### Extracted material

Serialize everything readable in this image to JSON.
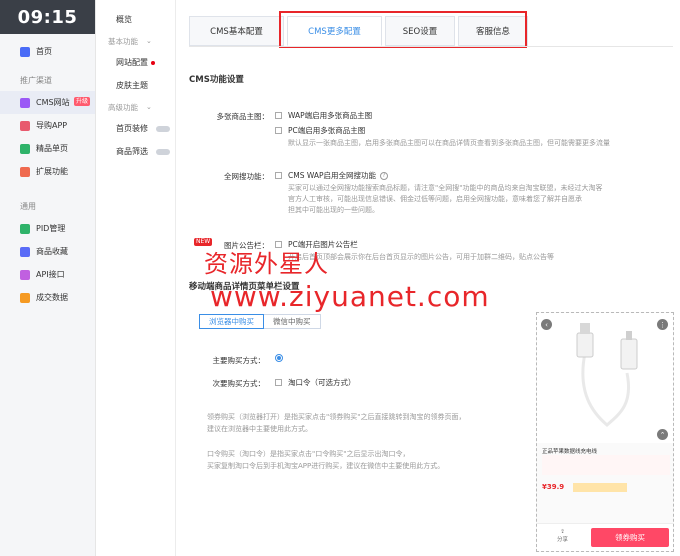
{
  "brand": {
    "time": "09:15"
  },
  "sidebar": {
    "items_top": [
      {
        "label": "首页",
        "color": "#4a6cf7"
      }
    ],
    "section1": "推广渠道",
    "items_mid": [
      {
        "label": "CMS网站",
        "color": "#9b59f6",
        "badge": "升级"
      },
      {
        "label": "导购APP",
        "color": "#e85a6e"
      },
      {
        "label": "精品单页",
        "color": "#2fb36a"
      },
      {
        "label": "扩展功能",
        "color": "#ef6a4f"
      }
    ],
    "section2": "通用",
    "items_bottom": [
      {
        "label": "PID管理",
        "color": "#2fb36a"
      },
      {
        "label": "商品收藏",
        "color": "#5a6cf7"
      },
      {
        "label": "API接口",
        "color": "#c060e0"
      },
      {
        "label": "成交数据",
        "color": "#f59a23"
      }
    ]
  },
  "subnav": {
    "overview": "概览",
    "basic_group": "基本功能",
    "site_config": "网站配置",
    "skin": "皮肤主题",
    "advanced_group": "高级功能",
    "homepage_category": "首页装修",
    "product_filter": "商品筛选"
  },
  "tabs": [
    {
      "label": "CMS基本配置"
    },
    {
      "label": "CMS更多配置"
    },
    {
      "label": "SEO设置"
    },
    {
      "label": "客服信息"
    }
  ],
  "section_cms": {
    "title": "CMS功能设置",
    "multi_image_label": "多张商品主图：",
    "multi_image_opt1": "WAP端启用多张商品主图",
    "multi_image_opt2": "PC端启用多张商品主图",
    "multi_image_desc": "默认显示一张商品主图，启用多张商品主图可以在商品详情页查看到多张商品主图，但可能需要更多流量",
    "search_label": "全网搜功能：",
    "search_opt": "CMS WAP启用全网搜功能",
    "search_desc1": "买家可以通过全网搜功能搜索商品标题，请注意\"全网搜\"功能中的商品均来自淘宝联盟，未经过大淘客",
    "search_desc2": "官方人工审核，可能出现信息错误、佣金过低等问题，启用全网搜功能，意味着您了解并自愿承",
    "search_desc3": "担其中可能出现的一些问题。",
    "new_tag": "NEW",
    "ad_label": "图片公告栏：",
    "ad_opt": "PC端开启图片公告栏",
    "ad_desc": "开启后首页顶部会展示你在后台首页显示的图片公告，可用于加群二维码，贴点公告等"
  },
  "section_mobile": {
    "title": "移动端商品详情页菜单栏设置",
    "btn_browser": "浏览器中购买",
    "btn_wechat": "微信中购买",
    "main_buy_label": "主要购买方式：",
    "secondary_buy_label": "次要购买方式：",
    "secondary_opt": "淘口令（可选方式）",
    "note1_a": "领券购买（浏览器打开）是指买家点击\"领券购买\"之后直接跳转到淘宝的领券页面，",
    "note1_b": "建议在浏览器中主要使用此方式。",
    "note2_a": "口令购买（淘口令）是指买家点击\"口令购买\"之后显示出淘口令，",
    "note2_b": "买家复制淘口令后到手机淘宝APP进行购买，建议在微信中主要使用此方式。"
  },
  "phone_preview": {
    "product_title": "正品苹果数据线充电线",
    "price": "¥39.9",
    "share_label": "分享",
    "buy_label": "领券购买"
  },
  "watermark": {
    "line1": "资源外星人",
    "line2": "www.ziyuanet.com"
  }
}
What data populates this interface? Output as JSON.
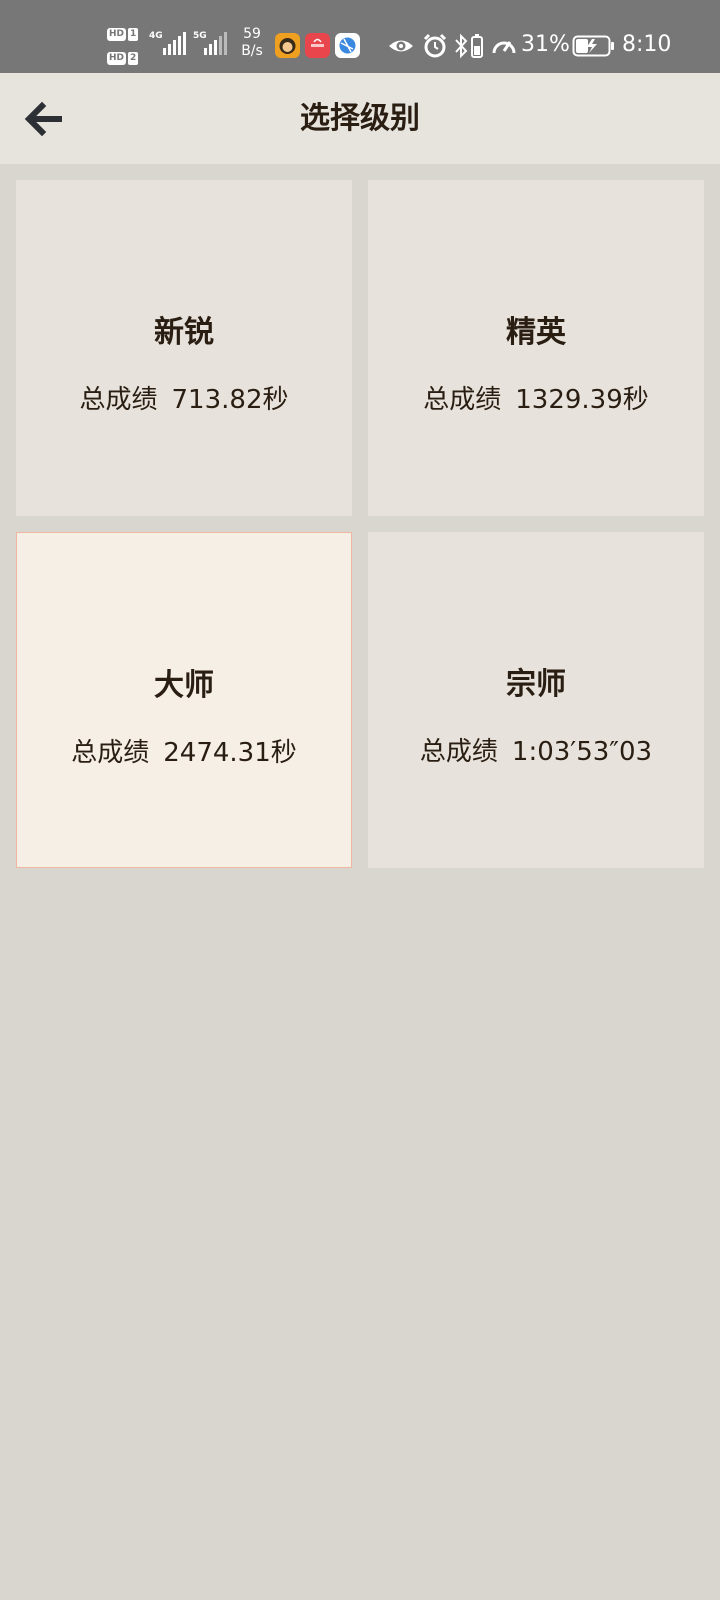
{
  "status_bar": {
    "sim1_hd": "HD",
    "sim1_num": "1",
    "sim2_hd": "HD",
    "sim2_num": "2",
    "net1": "4G",
    "net2": "5G",
    "speed_value": "59",
    "speed_unit": "B/s",
    "battery_percent": "31%",
    "time": "8:10"
  },
  "header": {
    "title": "选择级别"
  },
  "levels": [
    {
      "name": "新锐",
      "score_label": "总成绩",
      "score_value": "713.82秒",
      "selected": false
    },
    {
      "name": "精英",
      "score_label": "总成绩",
      "score_value": "1329.39秒",
      "selected": false
    },
    {
      "name": "大师",
      "score_label": "总成绩",
      "score_value": "2474.31秒",
      "selected": true
    },
    {
      "name": "宗师",
      "score_label": "总成绩",
      "score_value": "1:03′53″03",
      "selected": false
    }
  ],
  "colors": {
    "status_bar_bg": "#777777",
    "app_bar_bg": "#e7e3dd",
    "page_bg": "#d9d6cf",
    "card_bg": "#e7e3dc",
    "selected_card_bg": "#f5efe6",
    "selected_card_border": "#f0b8a4",
    "text": "#2a1e12"
  },
  "icons": {
    "back": "arrow-left-icon",
    "eye": "eye-icon",
    "alarm": "alarm-icon",
    "bluetooth": "bluetooth-icon",
    "battery_small": "battery-small-icon",
    "speedometer": "speedometer-icon",
    "battery": "battery-charging-icon"
  }
}
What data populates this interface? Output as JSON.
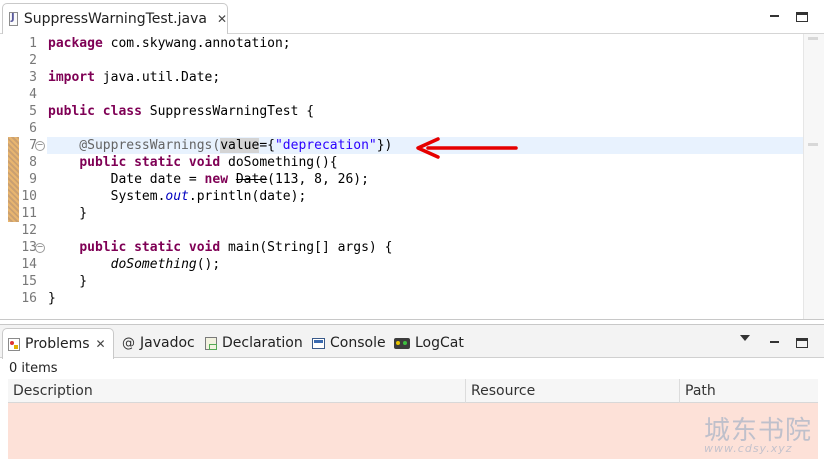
{
  "editor": {
    "tab_title": "SuppressWarningTest.java",
    "close_glyph": "✕",
    "lines": [
      {
        "n": "1"
      },
      {
        "n": "2"
      },
      {
        "n": "3"
      },
      {
        "n": "4"
      },
      {
        "n": "5"
      },
      {
        "n": "6"
      },
      {
        "n": "7"
      },
      {
        "n": "8"
      },
      {
        "n": "9"
      },
      {
        "n": "10"
      },
      {
        "n": "11"
      },
      {
        "n": "12"
      },
      {
        "n": "13"
      },
      {
        "n": "14"
      },
      {
        "n": "15"
      },
      {
        "n": "16"
      }
    ],
    "code": {
      "l1_kw": "package",
      "l1_rest": " com.skywang.annotation;",
      "l3_kw": "import",
      "l3_rest": " java.util.Date;",
      "l5_kw": "public class",
      "l5_rest": " SuppressWarningTest {",
      "l7_ann": "    @SuppressWarnings(",
      "l7_value": "value",
      "l7_eq": "={",
      "l7_str": "\"deprecation\"",
      "l7_end": "})",
      "l8_indent": "    ",
      "l8_kw": "public static void",
      "l8_rest": " doSomething(){",
      "l9_pre": "        Date date = ",
      "l9_kw": "new",
      "l9_sp": " ",
      "l9_strike": "Date",
      "l9_rest": "(113, 8, 26);",
      "l10_pre": "        System.",
      "l10_field": "out",
      "l10_rest": ".println(date);",
      "l11": "    }",
      "l13_indent": "    ",
      "l13_kw": "public static void",
      "l13_rest": " main(String[] args) {",
      "l14_indent": "        ",
      "l14_call": "doSomething",
      "l14_rest": "();",
      "l15": "    }",
      "l16": "}"
    },
    "colors": {
      "keyword": "#7f0055",
      "string": "#2a00ff",
      "annotation": "#646464",
      "current_line": "#e8f2fe"
    }
  },
  "annotation_arrow": {
    "color": "#e60000"
  },
  "views": {
    "tabs": [
      {
        "label": "Problems",
        "icon": "problems-icon"
      },
      {
        "label": "Javadoc",
        "icon": "javadoc-icon"
      },
      {
        "label": "Declaration",
        "icon": "declaration-icon"
      },
      {
        "label": "Console",
        "icon": "console-icon"
      },
      {
        "label": "LogCat",
        "icon": "logcat-icon"
      }
    ],
    "javadoc_glyph": "@",
    "close_glyph": "✕",
    "items_count": "0 items",
    "columns": [
      "Description",
      "Resource",
      "Path"
    ]
  },
  "watermark": {
    "text": "城东书院",
    "url": "www.cdsy.xyz"
  }
}
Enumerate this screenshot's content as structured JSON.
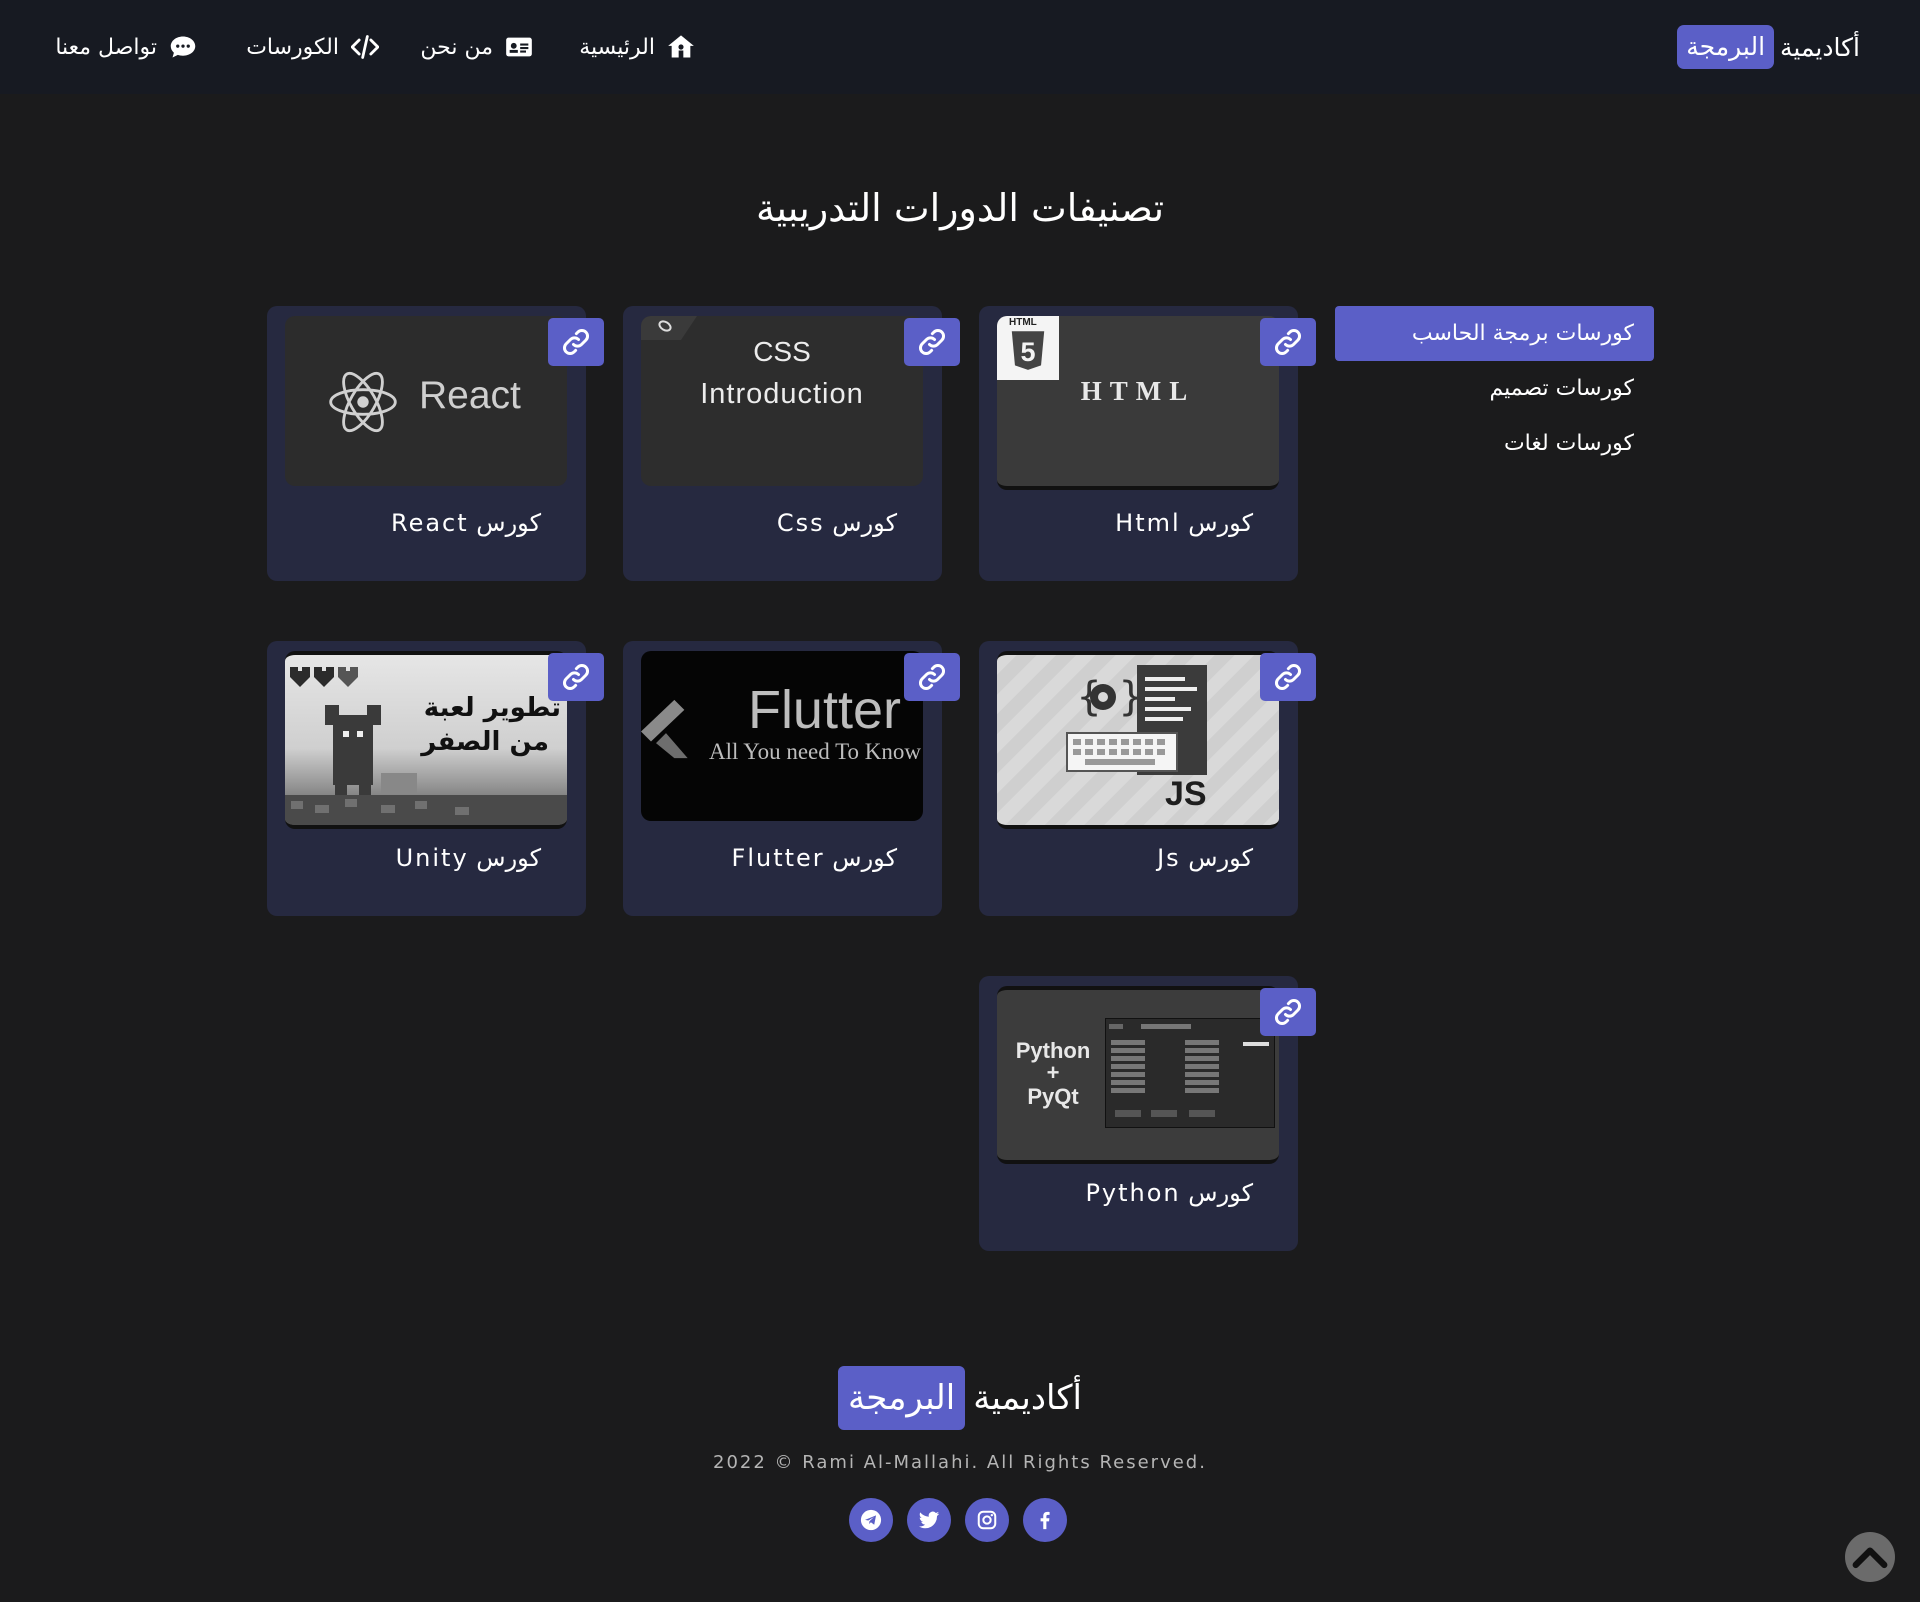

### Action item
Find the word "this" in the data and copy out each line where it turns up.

### Exercise solution
Serialize everything readable in this image to JSON.
What data populates this interface? Output as JSON.
What data populates this interface? Output as JSON.
Enumerate this screenshot's content as structured JSON.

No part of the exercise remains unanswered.